September is nearly in the books! Labor Day, back to school, the 1st day of fall are all now just memories. Likewise other events, whether in our everyday lives or at home and abroad have been stored with other memories to be forever remembered or perhaps already forgotten.
What will October hold? No one really knows exactly what the next month will bring. Or for that matter, what the next week, day, hour, or minute will bring. There are things that can be anticipated, assuming life continues on its current course; required work assignments, weekend chores, and planned events with family and friends. Assuming that life will indeed follow its current or anticipated course is a monumental assumption that is not to be taken lightly!
Just about the time life looks like smooth sailing, it gets thrown off course. Disruptive forces come in many forms and sizes. There are “big” disruptions such as Covid-19, hurricanes/floods, inflation, and the invasion of Ukraine by Russia. Then there are the smaller, more personal aggravations – the flat tire, a broken water heater or an over cooked meal. It’s sometimes tempting to think of disrupters as always being negative – but there are positive disrupters. Bet you can name a few!
Healthcare, whether from a benefits, service delivery, medical treatment, or other perspective is not immune from disruption. The healthcare space seems like an ocean that is constantly in flux due to seemingly uncontrollable outside factors. Drowning is an all too often occurrence as plan sponsors and patients struggle with healthcare costs. Physicians, nurses, other providers, and family members caring for a loved one, are battered by stress and pulled by the undertow towards burnout. Other individuals are hit by the unrelenting, crashing waves of healthcare inequities stemming from factors such as their race, gender, sexual orientation, and socio-economic status.
Not everything in the ever-changing ocean of healthcare should be cast in a negative light. There are plenty of positive changes – new quality of life enhancing treatments, cures for diseases through gene therapy, less invasive surgical techniques, pharmaceutical advances and more. So, let’s set sail and check out what’s happening at sea!
This Weekend Reading Series begins with Making Waves with some of the latest healthcare news. Next, check out SOS exploring disturbing reports on the underinsured, suicide rates and more. In Turn the Corner you will find articles on medical advances, including the use of virtual reality to reduce the need for sedation, a new lung cancer surgery approach and food as medicine. Last, but not least, check out Scuttlebutt and my personal favorite A Ukrainian Teenager Invents a Drone That Can Detect Land Mines !
I hope you enjoy the following:
1. Making Waves
- FDA approves ALS drug from Amylyx, giving patients a much-needed treatment option (STAT)
- Multimillion-dollar gene therapies offer hope and huge cost concerns (Axios)
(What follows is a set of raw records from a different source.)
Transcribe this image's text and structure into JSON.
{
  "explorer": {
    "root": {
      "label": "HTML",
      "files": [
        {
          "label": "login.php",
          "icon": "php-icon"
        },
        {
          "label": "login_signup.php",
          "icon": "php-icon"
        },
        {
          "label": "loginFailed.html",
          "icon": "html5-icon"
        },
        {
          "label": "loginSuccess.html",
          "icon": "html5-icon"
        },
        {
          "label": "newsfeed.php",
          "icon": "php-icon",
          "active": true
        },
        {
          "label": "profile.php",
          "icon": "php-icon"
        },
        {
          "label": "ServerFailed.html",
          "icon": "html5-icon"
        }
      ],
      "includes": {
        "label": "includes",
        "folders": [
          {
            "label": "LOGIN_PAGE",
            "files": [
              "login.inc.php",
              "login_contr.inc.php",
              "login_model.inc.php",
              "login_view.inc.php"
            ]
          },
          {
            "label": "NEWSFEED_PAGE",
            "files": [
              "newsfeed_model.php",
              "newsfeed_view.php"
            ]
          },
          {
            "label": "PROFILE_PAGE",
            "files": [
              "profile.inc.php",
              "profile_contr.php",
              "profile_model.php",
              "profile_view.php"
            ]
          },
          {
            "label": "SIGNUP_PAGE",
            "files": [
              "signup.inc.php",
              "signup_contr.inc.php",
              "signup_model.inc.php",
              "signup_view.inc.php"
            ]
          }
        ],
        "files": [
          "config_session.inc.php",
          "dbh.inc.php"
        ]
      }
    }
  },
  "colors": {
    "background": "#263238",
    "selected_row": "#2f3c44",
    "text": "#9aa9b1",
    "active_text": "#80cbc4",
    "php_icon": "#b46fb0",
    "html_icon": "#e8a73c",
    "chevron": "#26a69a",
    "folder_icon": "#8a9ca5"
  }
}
- An Alzheimer’s therapy scores winning results, but what could it mean for patients? (STAT)
- U.S. Will Spend $266 Million to Bolster Public Health Programs (HealthDay)
- Almost half of Americans have inadequate healthcare coverage, survey finds (Healthcare Dive)
- The State of U.S. Health Insurance in 2022. Findings from the Commonwealth Fund Biennial Health Insurance Survey (The Commonwealth Fund)
- 2021 Saw Increase in Number of Suicides, Suicide Rate. 4 percent higher provisional number of suicides and 4 percent higher age-adjusted suicide rate recorded in 2021 versus 2020 (HealthDay)
- Half of Public Has Heard Little or Nothing About the New COVID-19 Booster Aimed at Omicron; Many Don’t Know If the CDC Recommends That They Get the New Booster (Kaiser Family Foundation)
3. Turn the Corner
- Forget the sedatives, I’ll take some VR (The Harvard Gazette)
- Surgeons often take a fifth of the lungs to remove a small tumor. There may be a better way (STAT)
- ‘Food as medicine’: White House pilot program would bring medically tailored meals under Medicare (USA Today)
- Yes, AirPods can double as hearing aids. Here’s how. (Washington Post)
- A Ukrainian Teenager Invents a Drone That Can Detect Land Mines (The Smithsonian)
- A Small Town in Alaska Is Home to the World’s First Hammer Museum (The Smithsonian)
- San Francisco’s Famous Sourdough Was Once Really Gross (Atlas Obscura)
- Perceptive Pooches Can Smell Your Stress (HealthDay)
Enjoy the weekend!
Suzanne Daniels, Ph.D.
P.O. Box 1416
Birmingham, MI 48012
Office: (248) 792-2187
Email: [email protected]